Data for review: Begin

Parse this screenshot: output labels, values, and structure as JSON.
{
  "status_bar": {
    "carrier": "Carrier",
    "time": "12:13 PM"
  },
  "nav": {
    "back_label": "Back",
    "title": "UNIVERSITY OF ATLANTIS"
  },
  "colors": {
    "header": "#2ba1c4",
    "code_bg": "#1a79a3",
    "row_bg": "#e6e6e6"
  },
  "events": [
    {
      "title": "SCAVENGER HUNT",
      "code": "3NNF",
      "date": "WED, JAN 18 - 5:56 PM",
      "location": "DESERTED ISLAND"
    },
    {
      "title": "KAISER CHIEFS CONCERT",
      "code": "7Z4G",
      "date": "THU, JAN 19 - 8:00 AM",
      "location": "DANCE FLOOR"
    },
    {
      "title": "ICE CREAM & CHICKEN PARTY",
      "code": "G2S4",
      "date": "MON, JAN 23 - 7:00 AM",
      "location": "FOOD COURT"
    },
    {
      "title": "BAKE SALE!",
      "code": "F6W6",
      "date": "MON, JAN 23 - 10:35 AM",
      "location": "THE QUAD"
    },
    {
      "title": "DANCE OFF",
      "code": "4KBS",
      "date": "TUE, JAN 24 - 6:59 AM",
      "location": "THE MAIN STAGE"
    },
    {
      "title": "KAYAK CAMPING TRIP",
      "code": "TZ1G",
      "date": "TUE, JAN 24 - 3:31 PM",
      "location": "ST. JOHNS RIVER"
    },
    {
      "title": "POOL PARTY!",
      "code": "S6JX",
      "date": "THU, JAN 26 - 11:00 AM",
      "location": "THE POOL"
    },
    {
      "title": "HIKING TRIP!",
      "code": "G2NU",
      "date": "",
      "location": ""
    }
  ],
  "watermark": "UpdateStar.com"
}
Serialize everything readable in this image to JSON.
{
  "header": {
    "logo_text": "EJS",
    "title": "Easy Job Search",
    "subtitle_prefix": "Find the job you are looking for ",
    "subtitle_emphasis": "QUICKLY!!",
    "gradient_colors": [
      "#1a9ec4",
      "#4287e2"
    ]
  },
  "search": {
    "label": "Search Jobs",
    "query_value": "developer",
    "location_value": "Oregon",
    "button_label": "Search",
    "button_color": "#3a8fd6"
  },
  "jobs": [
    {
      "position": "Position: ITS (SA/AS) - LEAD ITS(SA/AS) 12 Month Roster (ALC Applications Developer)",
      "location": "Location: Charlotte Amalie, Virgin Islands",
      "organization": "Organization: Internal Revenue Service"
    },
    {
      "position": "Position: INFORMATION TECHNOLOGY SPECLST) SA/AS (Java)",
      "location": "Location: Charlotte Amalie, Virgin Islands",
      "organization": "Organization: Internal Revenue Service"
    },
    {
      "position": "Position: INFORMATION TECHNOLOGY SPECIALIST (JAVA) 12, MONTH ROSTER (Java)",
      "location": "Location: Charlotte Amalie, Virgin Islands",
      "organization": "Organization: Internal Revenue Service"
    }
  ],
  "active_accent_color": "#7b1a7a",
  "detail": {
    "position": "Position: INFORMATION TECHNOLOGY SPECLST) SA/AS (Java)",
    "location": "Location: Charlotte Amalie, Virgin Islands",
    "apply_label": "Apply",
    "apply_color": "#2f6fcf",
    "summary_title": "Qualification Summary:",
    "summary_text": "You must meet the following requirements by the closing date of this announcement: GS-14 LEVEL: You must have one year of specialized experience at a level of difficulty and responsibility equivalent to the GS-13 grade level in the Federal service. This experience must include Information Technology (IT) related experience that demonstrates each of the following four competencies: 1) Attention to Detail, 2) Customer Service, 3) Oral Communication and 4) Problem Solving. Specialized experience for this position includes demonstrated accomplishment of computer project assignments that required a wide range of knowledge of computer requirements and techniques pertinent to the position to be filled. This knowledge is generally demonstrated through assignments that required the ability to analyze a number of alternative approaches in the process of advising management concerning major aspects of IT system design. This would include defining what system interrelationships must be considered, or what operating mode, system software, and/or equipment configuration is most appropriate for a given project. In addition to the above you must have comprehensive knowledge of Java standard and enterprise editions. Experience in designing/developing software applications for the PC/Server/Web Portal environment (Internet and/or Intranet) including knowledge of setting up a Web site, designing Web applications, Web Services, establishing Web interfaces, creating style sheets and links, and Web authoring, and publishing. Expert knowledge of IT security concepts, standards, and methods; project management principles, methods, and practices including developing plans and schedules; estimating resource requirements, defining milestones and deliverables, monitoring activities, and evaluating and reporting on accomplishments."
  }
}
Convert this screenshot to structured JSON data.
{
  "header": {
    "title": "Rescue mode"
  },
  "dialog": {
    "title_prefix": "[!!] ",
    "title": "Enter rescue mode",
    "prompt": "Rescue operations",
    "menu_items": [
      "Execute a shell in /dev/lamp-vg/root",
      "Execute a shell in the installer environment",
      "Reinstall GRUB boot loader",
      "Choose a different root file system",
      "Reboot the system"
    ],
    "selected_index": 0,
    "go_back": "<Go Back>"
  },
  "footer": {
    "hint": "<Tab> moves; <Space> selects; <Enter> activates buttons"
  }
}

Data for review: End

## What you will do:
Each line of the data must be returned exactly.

## Exercise answer:
Parse this screenshot: output labels, values, and structure as JSON.
{
  "status_bar": {
    "carrier": "Carrier",
    "time": "12:13 PM"
  },
  "nav": {
    "back_label": "Back",
    "title": "UNIVERSITY OF ATLANTIS"
  },
  "colors": {
    "header": "#2ba1c4",
    "code_bg": "#1a79a3",
    "row_bg": "#e6e6e6"
  },
  "events": [
    {
      "title": "SCAVENGER HUNT",
      "code": "3NNF",
      "date": "WED, JAN 18 - 5:56 PM",
      "location": "DESERTED ISLAND"
    },
    {
      "title": "KAISER CHIEFS CONCERT",
      "code": "7Z4G",
      "date": "THU, JAN 19 - 8:00 AM",
      "location": "DANCE FLOOR"
    },
    {
      "title": "ICE CREAM & CHICKEN PARTY",
      "code": "G2S4",
      "date": "MON, JAN 23 - 7:00 AM",
      "location": "FOOD COURT"
    },
    {
      "title": "BAKE SALE!",
      "code": "F6W6",
      "date": "MON, JAN 23 - 10:35 AM",
      "location": "THE QUAD"
    },
    {
      "title": "DANCE OFF",
      "code": "4KBS",
      "date": "TUE, JAN 24 - 6:59 AM",
      "location": "THE MAIN STAGE"
    },
    {
      "title": "KAYAK CAMPING TRIP",
      "code": "TZ1G",
      "date": "TUE, JAN 24 - 3:31 PM",
      "location": "ST. JOHNS RIVER"
    },
    {
      "title": "POOL PARTY!",
      "code": "S6JX",
      "date": "THU, JAN 26 - 11:00 AM",
      "location": "THE POOL"
    },
    {
      "title": "HIKING TRIP!",
      "code": "G2NU",
      "date": "",
      "location": ""
    }
  ],
  "watermark": "UpdateStar.com"
}
Serialize everything readable in this image to JSON.
{
  "header": {
    "logo_text": "EJS",
    "title": "Easy Job Search",
    "subtitle_prefix": "Find the job you are looking for ",
    "subtitle_emphasis": "QUICKLY!!",
    "gradient_colors": [
      "#1a9ec4",
      "#4287e2"
    ]
  },
  "search": {
    "label": "Search Jobs",
    "query_value": "developer",
    "location_value": "Oregon",
    "button_label": "Search",
    "button_color": "#3a8fd6"
  },
  "jobs": [
    {
      "position": "Position: ITS (SA/AS) - LEAD ITS(SA/AS) 12 Month Roster (ALC Applications Developer)",
      "location": "Location: Charlotte Amalie, Virgin Islands",
      "organization": "Organization: Internal Revenue Service"
    },
    {
      "position": "Position: INFORMATION TECHNOLOGY SPECLST) SA/AS (Java)",
      "location": "Location: Charlotte Amalie, Virgin Islands",
      "organization": "Organization: Internal Revenue Service"
    },
    {
      "position": "Position: INFORMATION TECHNOLOGY SPECIALIST (JAVA) 12, MONTH ROSTER (Java)",
      "location": "Location: Charlotte Amalie, Virgin Islands",
      "organization": "Organization: Internal Revenue Service"
    }
  ],
  "active_accent_color": "#7b1a7a",
  "detail": {
    "position": "Position: INFORMATION TECHNOLOGY SPECLST) SA/AS (Java)",
    "location": "Location: Charlotte Amalie, Virgin Islands",
    "apply_label": "Apply",
    "apply_color": "#2f6fcf",
    "summary_title": "Qualification Summary:",
    "summary_text": "You must meet the following requirements by the closing date of this announcement: GS-14 LEVEL: You must have one year of specialized experience at a level of difficulty and responsibility equivalent to the GS-13 grade level in the Federal service. This experience must include Information Technology (IT) related experience that demonstrates each of the following four competencies: 1) Attention to Detail, 2) Customer Service, 3) Oral Communication and 4) Problem Solving. Specialized experience for this position includes demonstrated accomplishment of computer project assignments that required a wide range of knowledge of computer requirements and techniques pertinent to the position to be filled. This knowledge is generally demonstrated through assignments that required the ability to analyze a number of alternative approaches in the process of advising management concerning major aspects of IT system design. This would include defining what system interrelationships must be considered, or what operating mode, system software, and/or equipment configuration is most appropriate for a given project. In addition to the above you must have comprehensive knowledge of Java standard and enterprise editions. Experience in designing/developing software applications for the PC/Server/Web Portal environment (Internet and/or Intranet) including knowledge of setting up a Web site, designing Web applications, Web Services, establishing Web interfaces, creating style sheets and links, and Web authoring, and publishing. Expert knowledge of IT security concepts, standards, and methods; project management principles, methods, and practices including developing plans and schedules; estimating resource requirements, defining milestones and deliverables, monitoring activities, and evaluating and reporting on accomplishments."
  }
}
Convert this screenshot to structured JSON data.
{
  "header": {
    "title": "Rescue mode"
  },
  "dialog": {
    "title_prefix": "[!!] ",
    "title": "Enter rescue mode",
    "prompt": "Rescue operations",
    "menu_items": [
      "Execute a shell in /dev/lamp-vg/root",
      "Execute a shell in the installer environment",
      "Reinstall GRUB boot loader",
      "Choose a different root file system",
      "Reboot the system"
    ],
    "selected_index": 0,
    "go_back": "<Go Back>"
  },
  "footer": {
    "hint": "<Tab> moves; <Space> selects; <Enter> activates buttons"
  }
}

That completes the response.